So while the rest of the roster recovered from the damage it had taken, it was left to the four main eventers to carry the brand. Breeze, whose self-centered arrogance was backed up by his in-ring ability; Kidd, whose desperation to use NXT as a trampoline back to relevance began to degrade both his marriage and his sanity; Neville, the calculating champion who slowly got cockier and more willing to do anything to keep his title; Zayn, the passionate underdog who took his opponents to the limit in the ring, but couldn’t keep his morals from costing him victories. They took turns wrestling and feuding with each other for months, a situation that culminated in the fantastic main event of Takeover: Fatal 4-Way. At the end of the match, Zayn kicked Kidd in the face and was about to win the championship. But Neville pulled the referee out of the ring, blasted Zayn with a kick of his own, hit his signature Red Arrow off the top rope and pinned Kidd himself. It was the catalyst for one of the greatest matches in NXT history, and the beginning of the end for the status quo.
Breeze and Kidd were amazing characters, but the story was always going to be about Neville and Zayn. Zayn spent 2014 losing every big match he wrestled in, while Neville was seemingly untouchable. NXT did a good job of establishing the friendship between the two, but they were also perfect foils to one another. Neville was a physical specimen, possessing perfect body control and the ability to do whatever he wanted in the ring. There’s a reason his music and graphics had a weaponized, machine-like theme; he may have been a babyface, but he was always presented as a cold-eyed killer who knew exactly how to beat you. Neville was superhuman. Zayn was an everyman, possessing neither Neville’s godlike physique or sense of control, but a wild, flailing energy, an unbridled passion, and a heart that wouldn’t let him take the easy way out. The story wrote itself.

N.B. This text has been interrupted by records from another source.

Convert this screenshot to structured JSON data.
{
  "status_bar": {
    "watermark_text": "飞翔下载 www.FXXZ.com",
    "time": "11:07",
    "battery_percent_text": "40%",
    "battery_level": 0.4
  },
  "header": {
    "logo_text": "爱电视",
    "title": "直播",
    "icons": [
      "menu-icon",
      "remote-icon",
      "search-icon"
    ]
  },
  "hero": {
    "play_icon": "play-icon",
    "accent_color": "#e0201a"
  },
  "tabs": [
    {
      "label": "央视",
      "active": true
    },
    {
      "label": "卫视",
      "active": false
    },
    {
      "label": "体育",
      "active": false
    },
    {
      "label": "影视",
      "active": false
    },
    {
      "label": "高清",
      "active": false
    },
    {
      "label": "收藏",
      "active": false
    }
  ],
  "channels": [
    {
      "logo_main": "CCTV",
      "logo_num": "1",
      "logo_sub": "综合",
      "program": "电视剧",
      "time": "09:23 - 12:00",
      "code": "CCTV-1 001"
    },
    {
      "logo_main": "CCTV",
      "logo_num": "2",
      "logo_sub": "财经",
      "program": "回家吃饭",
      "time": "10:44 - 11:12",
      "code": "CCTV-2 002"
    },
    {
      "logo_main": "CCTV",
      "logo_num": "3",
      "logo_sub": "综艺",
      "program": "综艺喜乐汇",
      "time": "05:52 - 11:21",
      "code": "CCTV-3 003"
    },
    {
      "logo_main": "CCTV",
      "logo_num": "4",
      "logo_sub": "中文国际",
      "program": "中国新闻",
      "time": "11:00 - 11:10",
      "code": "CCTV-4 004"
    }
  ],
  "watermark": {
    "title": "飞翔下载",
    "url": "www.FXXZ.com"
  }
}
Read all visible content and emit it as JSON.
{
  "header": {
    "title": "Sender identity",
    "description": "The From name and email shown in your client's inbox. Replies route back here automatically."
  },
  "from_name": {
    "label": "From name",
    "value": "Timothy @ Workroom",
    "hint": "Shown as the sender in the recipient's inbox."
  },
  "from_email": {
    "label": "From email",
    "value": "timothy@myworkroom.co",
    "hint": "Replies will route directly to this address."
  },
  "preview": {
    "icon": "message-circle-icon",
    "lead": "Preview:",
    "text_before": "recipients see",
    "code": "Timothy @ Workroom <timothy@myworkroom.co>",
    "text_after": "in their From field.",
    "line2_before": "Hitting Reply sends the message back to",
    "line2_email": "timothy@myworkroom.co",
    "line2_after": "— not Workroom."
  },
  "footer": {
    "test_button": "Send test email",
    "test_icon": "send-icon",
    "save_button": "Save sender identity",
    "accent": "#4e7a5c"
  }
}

Zayn was tired of losing, tired of being taken advantage of, tired of being told, essentially, that he was too nice to be champion. His “Road to Redemption,” in which he defeated both Breeze and Kidd, culminated at Takeover: R Evolution, in which he had every opportunity to turn away from the person he was, chose to stay true to himself, and won the title anyway.
But that was far from the only thing that happened on that show. By the end of 2014, the NXT landscape was changed forever. Neither Breeze nor Kidd wrestled at R Evolution. The Ascension did, and so did CJ Parker, but it would be their last Takeover. The Ascension’s opponents were Hideo Itami, formerly KENTA, and Finn Balor, formerly Prince Devitt. And Parker, of course, lost to the debuting Kevin Owens, who later vaulted himself into a championship feud with Zayn. They would headline the next two Takeovers, and one would have expected the main event to continue being the best and most important part of NXT.
But it wasn’t. 2014 was over. The Year of the Horsewomen had arrived.